Masked gulls are believed, on the basis of morphological and recent molecular work, to be a monophyletic group within the Laridae, but relationships of species within the group are not well resolved. We used sequence data from four mitochondrial DNA genes (ND2, ND5, ATPase6, and ATPase 8) totaling >3,600 base pairs to clarify relationships among the species and test competing hypotheses about their origin and biogeography. Monophyly of the masked gulls was confirmed. We also found strong support for a clade including all Southern Hemisphere masked gulls as well as a lone Northern Hemisphere representative, the Black-headed Gull (Larus ridibundus). The Australasian taxa form a well-supported clade, in which the Black-billed Gull (L. bulleri) is sister to the Red-billed Gull (L. novaehollandiae scopulinus) of New Zealand and the Australian Silver Gull (L. n. novaehollandiae). Another well-supported clade includes the Black-headed Gull as sister to the South African Hartlaub's Gull (L. hartlaubii) and the Gray-hooded Gull (L. cirrocephalus) of Africa and South America. The strongly supported position of L. ridibundus within the “southern clade” suggests that it originated from a Southern Hemisphere ancestor and recently dispersed into the Northern Hemisphere. Estimates of divergence times using rate-smoothing methods are consistent with those from previous molecular work and suggest that (1) masked gulls diverged from other gulls <2 mya and (2) much of the radiation in the group occurred in the last 600,000 years.

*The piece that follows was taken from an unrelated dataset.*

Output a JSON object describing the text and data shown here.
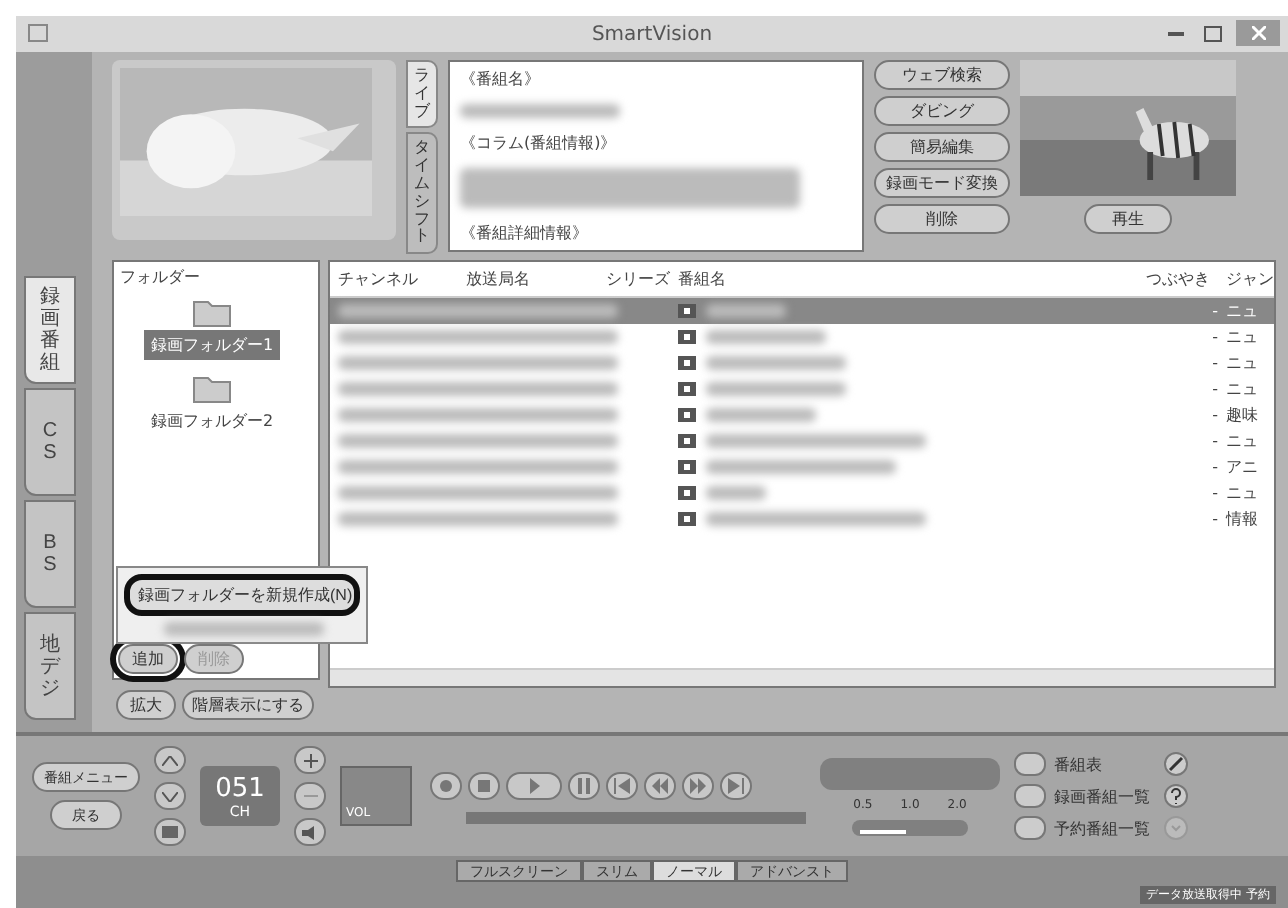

Preuve moléculaire de la radiation récente chez les mouettes “masquées” de l'hémisphère sud